In its four previous editions CIRCOS – Sesc International Circus Festival explored themes that are relevant to the art form – such as circus dramaturgy; risk and virtuosity; paths for the circus in Brazil; and concepts associated with boundaries, such as the edge, the center, and identities. In our fifth edition we took on a challenge: what are the most important reflections right now? What is circus, after all?
The body of selected works points to a complex and evolving scene, representative of one of today’s main artistic trends. Music, theater and dance, which have always been associated with the circus, are now regarded as structural elements of the shows, and have become fundamental in many Brazilian and international productions. We foresee new aesthetic possibilities that stimulate creation from such mixtures, combinations and interdisciplinary: the circus beyond its borders.

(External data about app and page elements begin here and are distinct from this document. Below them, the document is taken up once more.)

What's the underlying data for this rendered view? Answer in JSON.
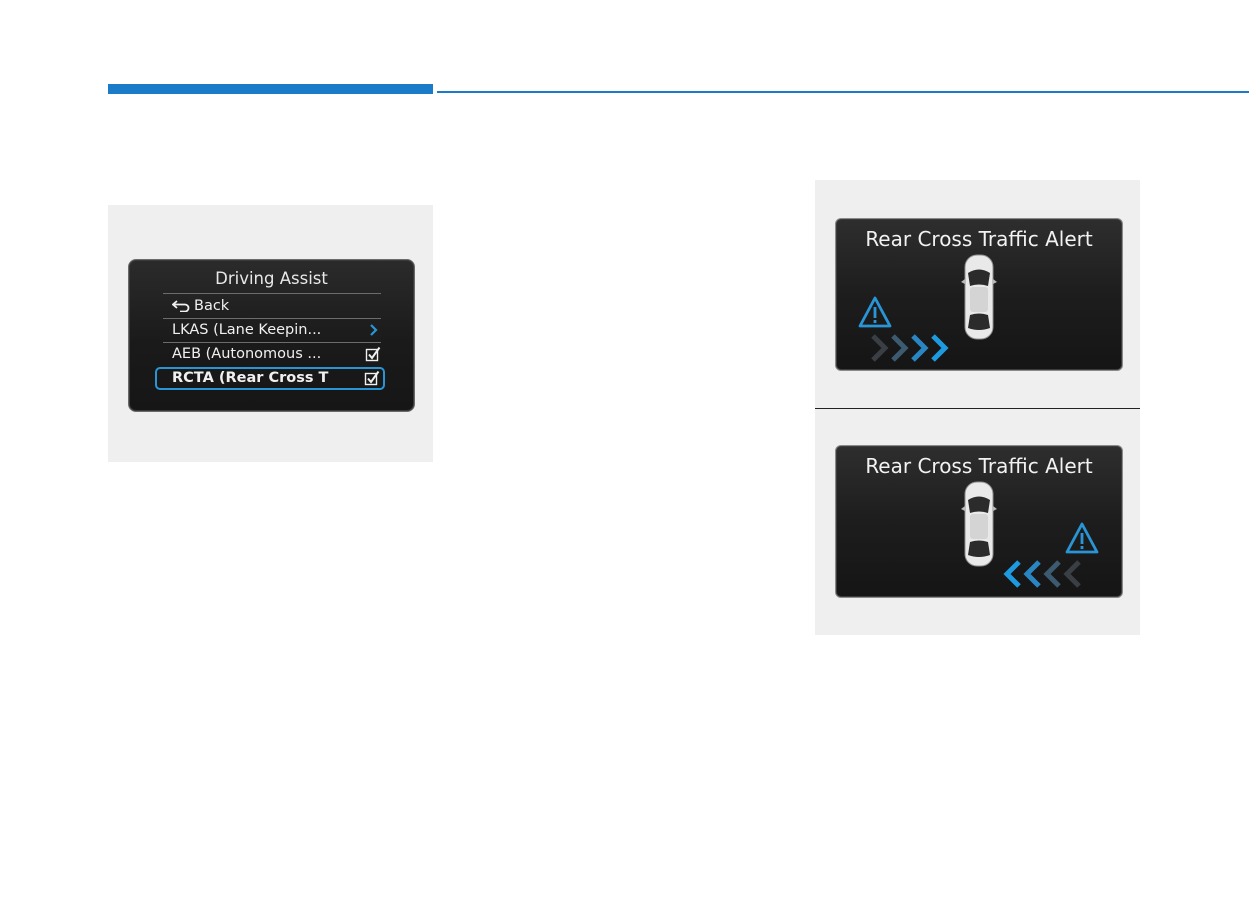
{
  "menu": {
    "title": "Driving Assist",
    "back_label": "Back",
    "items": [
      {
        "label": "LKAS (Lane Keepin...",
        "control": "chevron"
      },
      {
        "label": "AEB (Autonomous ...",
        "control": "checkbox",
        "checked": true
      },
      {
        "label": "RCTA (Rear Cross T",
        "control": "checkbox",
        "checked": true,
        "selected": true
      }
    ]
  },
  "alerts": [
    {
      "title": "Rear Cross Traffic Alert",
      "direction": "right",
      "warning_icon": "warning-triangle-icon"
    },
    {
      "title": "Rear Cross Traffic Alert",
      "direction": "left",
      "warning_icon": "warning-triangle-icon"
    }
  ],
  "colors": {
    "accent": "#1a7bc9",
    "highlight": "#2a95d6",
    "screen_bg": "#1d1d1d"
  }
}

For the opening of the Festival, for example, we selected a British show whose gestural concept is inspired by the work of Pina Bausch, a famous German choreographer. This production displays striking synchronicity between typical circus acts – such as juggling – and choreographic elements. One of the Brazilian clowning performances included in the program simulates a 1920s movie, reproducing costumes, makeup and lighting effects and creating the illusion that the audience is watching a live silent film on stage. These are examples of an important trend: the integration of the circus with other artistic languages, which is undoubtedly enriching. What is the circus, if not a space for integration, where all people and all art forms are welcome?

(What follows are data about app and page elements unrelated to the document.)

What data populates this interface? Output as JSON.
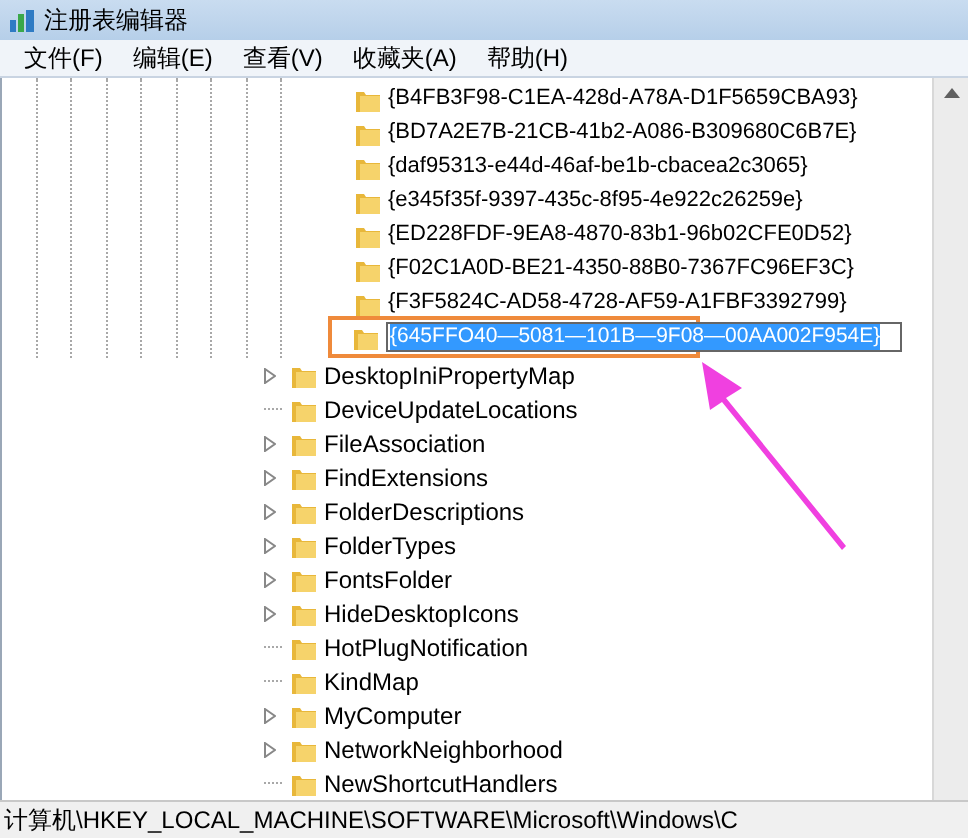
{
  "window": {
    "title": "注册表编辑器"
  },
  "menu": [
    "文件(F)",
    "编辑(E)",
    "查看(V)",
    "收藏夹(A)",
    "帮助(H)"
  ],
  "subkeys": [
    {
      "label": "{B4FB3F98-C1EA-428d-A78A-D1F5659CBA93}"
    },
    {
      "label": "{BD7A2E7B-21CB-41b2-A086-B309680C6B7E}"
    },
    {
      "label": "{daf95313-e44d-46af-be1b-cbacea2c3065}"
    },
    {
      "label": "{e345f35f-9397-435c-8f95-4e922c26259e}"
    },
    {
      "label": "{ED228FDF-9EA8-4870-83b1-96b02CFE0D52}"
    },
    {
      "label": "{F02C1A0D-BE21-4350-88B0-7367FC96EF3C}"
    },
    {
      "label": "{F3F5824C-AD58-4728-AF59-A1FBF3392799}"
    }
  ],
  "new_key": {
    "value": "{645FFO40—5081—101B—9F08—00AA002F954E}"
  },
  "keys": [
    {
      "label": "DesktopIniPropertyMap",
      "expandable": true
    },
    {
      "label": "DeviceUpdateLocations",
      "expandable": false
    },
    {
      "label": "FileAssociation",
      "expandable": true
    },
    {
      "label": "FindExtensions",
      "expandable": true
    },
    {
      "label": "FolderDescriptions",
      "expandable": true
    },
    {
      "label": "FolderTypes",
      "expandable": true
    },
    {
      "label": "FontsFolder",
      "expandable": true
    },
    {
      "label": "HideDesktopIcons",
      "expandable": true
    },
    {
      "label": "HotPlugNotification",
      "expandable": false
    },
    {
      "label": "KindMap",
      "expandable": false
    },
    {
      "label": "MyComputer",
      "expandable": true
    },
    {
      "label": "NetworkNeighborhood",
      "expandable": true
    },
    {
      "label": "NewShortcutHandlers",
      "expandable": false
    }
  ],
  "status_bar": "计算机\\HKEY_LOCAL_MACHINE\\SOFTWARE\\Microsoft\\Windows\\C"
}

Renewing the circus community in today’s world requires it to open up even more: not only to accommodate all who wish to run away with the circus, but also to include new knowledge that can expand its position as the greatest show on earth. We hope CIRCOS will promote a powerful gathering of audiences, artists and works, contributing to establish new collectives – in and out of the ring – as well as new thoughts about circus arts. After all, the circus is… the circus.
Lúcia Nascimento and Marina Zan
Circus assistants at the Department of Cultural Action of Sesc São Paulo